TASK DIRECTIONS: All lines below containing "Property" are to be listed.

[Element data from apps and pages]
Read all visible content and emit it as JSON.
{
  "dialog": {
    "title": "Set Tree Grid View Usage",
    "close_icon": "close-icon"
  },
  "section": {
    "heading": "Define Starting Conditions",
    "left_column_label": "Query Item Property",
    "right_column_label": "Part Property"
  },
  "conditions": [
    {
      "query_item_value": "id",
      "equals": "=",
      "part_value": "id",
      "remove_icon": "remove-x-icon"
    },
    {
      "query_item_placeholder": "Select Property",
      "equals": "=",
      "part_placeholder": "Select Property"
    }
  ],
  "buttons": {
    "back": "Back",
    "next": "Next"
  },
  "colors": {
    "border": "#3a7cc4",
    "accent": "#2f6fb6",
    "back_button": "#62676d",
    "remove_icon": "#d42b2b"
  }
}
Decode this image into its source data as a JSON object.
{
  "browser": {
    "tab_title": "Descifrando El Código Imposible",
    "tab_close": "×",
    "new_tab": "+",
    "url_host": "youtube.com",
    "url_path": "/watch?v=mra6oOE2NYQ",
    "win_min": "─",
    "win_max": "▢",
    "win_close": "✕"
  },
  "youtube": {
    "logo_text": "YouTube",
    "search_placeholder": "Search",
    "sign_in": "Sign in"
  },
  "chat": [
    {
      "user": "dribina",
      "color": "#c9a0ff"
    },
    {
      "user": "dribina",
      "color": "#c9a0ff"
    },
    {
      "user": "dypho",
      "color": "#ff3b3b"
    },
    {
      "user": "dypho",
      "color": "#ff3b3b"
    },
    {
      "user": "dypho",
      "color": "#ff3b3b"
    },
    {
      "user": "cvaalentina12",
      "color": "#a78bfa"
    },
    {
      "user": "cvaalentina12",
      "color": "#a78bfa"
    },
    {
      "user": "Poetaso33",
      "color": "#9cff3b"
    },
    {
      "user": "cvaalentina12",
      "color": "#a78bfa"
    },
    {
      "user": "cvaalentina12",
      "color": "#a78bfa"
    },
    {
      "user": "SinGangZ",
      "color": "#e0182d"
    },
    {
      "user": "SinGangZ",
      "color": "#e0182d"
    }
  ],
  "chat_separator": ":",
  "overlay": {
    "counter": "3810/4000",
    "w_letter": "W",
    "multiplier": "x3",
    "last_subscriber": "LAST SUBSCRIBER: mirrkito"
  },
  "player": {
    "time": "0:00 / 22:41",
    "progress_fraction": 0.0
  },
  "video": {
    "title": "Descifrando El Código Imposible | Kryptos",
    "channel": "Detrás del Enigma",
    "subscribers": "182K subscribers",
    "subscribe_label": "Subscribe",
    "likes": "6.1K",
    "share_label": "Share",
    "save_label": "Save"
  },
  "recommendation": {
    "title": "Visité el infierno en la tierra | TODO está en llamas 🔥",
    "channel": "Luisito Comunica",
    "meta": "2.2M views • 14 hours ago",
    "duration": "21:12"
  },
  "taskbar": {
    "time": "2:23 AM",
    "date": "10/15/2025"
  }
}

COMPLETED TASK:
    "left_column_label": "Query Item Property",
    "right_column_label": "Part Property"
      "query_item_placeholder": "Select Property",
      "part_placeholder": "Select Property"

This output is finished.